Candy Cane Lane bring a friend this holiday, Bring a friend who loves to play, we’ll eat all the candy canes!” —Sia
As an agnostic woman raised by wolves and MTV, it is a mystery why I go in so hard for the holidays. Obviously, I love food, and I love the allbets- are-off stretchy pants extravaganza, but my heart longs to call on friends and family and craves being wrapped in the nostalgia of happier times like a cozy shawl. And there are very few things that can chase a bout of winter depression into the shadows like a strong hot toddy and an eggnog blossom cookie.
We have an annual tradition of sending our kids around the neighborhood dropping off tins of cookies and cakes. I even look forward to trekking through the traffic to the houses of loved ones to visit and tell stories and laugh and break bread.
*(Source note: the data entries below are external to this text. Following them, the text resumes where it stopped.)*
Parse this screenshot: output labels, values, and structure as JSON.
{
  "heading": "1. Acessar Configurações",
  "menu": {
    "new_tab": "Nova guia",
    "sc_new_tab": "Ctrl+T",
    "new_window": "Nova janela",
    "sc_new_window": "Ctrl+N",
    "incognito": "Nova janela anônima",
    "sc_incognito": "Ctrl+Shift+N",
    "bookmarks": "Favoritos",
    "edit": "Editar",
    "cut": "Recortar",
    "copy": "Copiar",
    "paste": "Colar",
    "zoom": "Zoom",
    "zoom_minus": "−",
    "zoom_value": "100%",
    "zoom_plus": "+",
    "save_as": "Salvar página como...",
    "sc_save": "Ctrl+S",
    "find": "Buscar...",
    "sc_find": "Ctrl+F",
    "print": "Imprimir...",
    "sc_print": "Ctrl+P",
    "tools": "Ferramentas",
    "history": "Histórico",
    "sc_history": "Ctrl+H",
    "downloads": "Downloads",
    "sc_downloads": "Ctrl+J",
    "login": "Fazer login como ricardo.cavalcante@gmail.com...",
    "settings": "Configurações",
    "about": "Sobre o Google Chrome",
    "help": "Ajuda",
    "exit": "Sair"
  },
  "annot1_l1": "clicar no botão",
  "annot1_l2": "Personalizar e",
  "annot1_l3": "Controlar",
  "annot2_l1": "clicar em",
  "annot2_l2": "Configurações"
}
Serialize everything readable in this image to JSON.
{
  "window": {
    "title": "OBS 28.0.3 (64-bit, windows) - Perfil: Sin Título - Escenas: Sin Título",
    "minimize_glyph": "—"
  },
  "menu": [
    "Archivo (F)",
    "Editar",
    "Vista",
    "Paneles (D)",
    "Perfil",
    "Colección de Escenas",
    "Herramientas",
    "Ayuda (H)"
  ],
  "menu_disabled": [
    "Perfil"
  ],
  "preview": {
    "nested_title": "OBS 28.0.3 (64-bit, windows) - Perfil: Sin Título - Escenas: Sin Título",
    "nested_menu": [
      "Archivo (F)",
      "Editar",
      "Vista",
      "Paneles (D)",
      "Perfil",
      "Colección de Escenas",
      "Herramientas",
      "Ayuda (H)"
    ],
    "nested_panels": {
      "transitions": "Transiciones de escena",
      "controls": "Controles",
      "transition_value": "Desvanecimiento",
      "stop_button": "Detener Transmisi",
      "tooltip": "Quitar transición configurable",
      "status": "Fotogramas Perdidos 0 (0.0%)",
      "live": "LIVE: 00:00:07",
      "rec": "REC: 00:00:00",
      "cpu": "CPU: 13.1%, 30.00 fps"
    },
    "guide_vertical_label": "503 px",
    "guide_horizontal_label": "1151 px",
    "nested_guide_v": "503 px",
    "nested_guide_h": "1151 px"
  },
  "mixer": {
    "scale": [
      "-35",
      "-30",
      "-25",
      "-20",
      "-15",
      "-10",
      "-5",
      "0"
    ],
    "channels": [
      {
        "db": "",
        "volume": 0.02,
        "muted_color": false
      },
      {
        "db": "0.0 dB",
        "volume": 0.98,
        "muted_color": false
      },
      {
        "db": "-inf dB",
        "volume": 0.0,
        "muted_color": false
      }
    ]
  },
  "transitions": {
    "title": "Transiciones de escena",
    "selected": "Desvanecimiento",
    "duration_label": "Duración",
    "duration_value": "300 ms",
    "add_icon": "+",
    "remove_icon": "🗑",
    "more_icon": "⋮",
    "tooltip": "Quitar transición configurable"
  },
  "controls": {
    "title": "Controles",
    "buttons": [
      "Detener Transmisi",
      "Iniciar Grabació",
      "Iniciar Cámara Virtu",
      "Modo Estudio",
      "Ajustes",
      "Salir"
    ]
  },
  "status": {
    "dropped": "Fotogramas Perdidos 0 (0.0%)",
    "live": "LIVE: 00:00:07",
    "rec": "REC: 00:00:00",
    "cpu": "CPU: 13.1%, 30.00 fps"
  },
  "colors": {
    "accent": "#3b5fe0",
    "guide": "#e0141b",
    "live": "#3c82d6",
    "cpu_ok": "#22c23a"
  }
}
And this year, at a time when we all need to feel closer to each other emotionally, but are unable to be together physically, I’m especially looking forward to leaving some cookies and gingerbread and a few alcoholbased handmade gifts on the doorsteps of loved ones.
When I was a child, my mother was the queen of the handmade gift. She could make aprons, dresses, quilts, crocheted blankets, arts and crafts galore.
And as I’ve grown up, I have come to appreciate the art of this gifting philosophy, especially when it comes to foods. There is something about preparing a gift in the spring, knowing that by some alchemy it will become something wholly new by the holidays, infused with the love and joy in my house all year long. I began curating my handmade gifts this year in the spring with an abundance of spruce tips and a genuine exhaustion of spruce tip tea. I also gathered and dehydrated mushrooms for umami mushroom powders and spring ramps for ramp salt and escabeche. There are so many bright special fl avors just popping out of the ground and blooming from evergreens.
A disclaimer for readers that are keen on these ideas: I do not recommend gathering without fi rst becoming familiar with Indigenous gathering techniques and a philosophy about abundance that centers traditional ecological knowledge. It is best to take only a very small amount from the wild, and to instead cultivate these things in your own backyard. The more that your apothecary becomes infused with better and wider intentions, the more good medicine you will spread into the world.
This coming spring I hope you can shift your focus to a bounty at your fingertips and soak in some inspiration like a spruce tip in sugar. Curate a cabinet that is bubbling with creativity, bold flavors, and new comforts. If you’re wondering what you can do right now, a box of spumoni cookies, eggnog blossoms, and gingerbread with cream cheese frosting will make any neighbor forget that you haven’t trimmed your side of the hedge and shine a delicious light on these fraught and uncertain times. The following recipes should yield four batches of each treat so you can share with friends.
HANDMADE GIFT IDEAS
Start these in spring for giving in 2021
To make these gifts, I search out interesting bottles and jars at antique shops and estate sales, and I buy flasks and brown glass droppers online. You can get creative with label designs and print them out yourself.
SINGLE-FOLD VANILLA EXTRACT
I belong to the Vanilla Bean Co-Op on Facebook, which is always accepting new members. They frequently offer beans direct from farmers for around $10–15 an ounce. This year I got beans from Indonesia, which I soaked in a Japanese whiskey, and Mexican-cured Madagascar beans, which I put in Bautista white rum. To make an extract, soak 2 ounces vanilla beans (double this amount for double-fold vanilla) in 1.5 pints vodka, white rum, whiskey, or bourbon for at least 6 months.
SPRUCE TIP INFUSED VODKA
This is an excellent gift for a martini lover. Gather 1 cup fresh green spruce tips in the spring, soak in 1.5 pints of vodka until the holidays.
SPRUCE TIP “MUGOLIO”
Traditional Mugolio is an Italian sweet pine syrup made from buds harvested from litt le conifers in the Dolomites of Italy. After it’s strained, it’s cooked into a dark syrup.
This “mugolio” is similar, but without the heft y price tag, and since I like mine fresh and light green like a honey pine elixir, I make an infusion of fresh spring spruce tips by placing equal amounts spruce tips and sugar in a jar. Set it in a sunny spot and let the magic happen. The syrup will take on a delicate, earthy complexity with none of the astringency that is oft en associated with evergreens. It makes a great simple syrup for cocktails or a drizzle to enjoy over ice cream. It’s also good over carrots and wild game.
Sara Calvosa Olson is a Karuk writer living with her soulmate, raising two large teenage sons. She has a regular column in News From Native California that explores California Indian foodways and reconnection to traditional Indigenous ingredients. Chími nu’am! (Let’s eat!)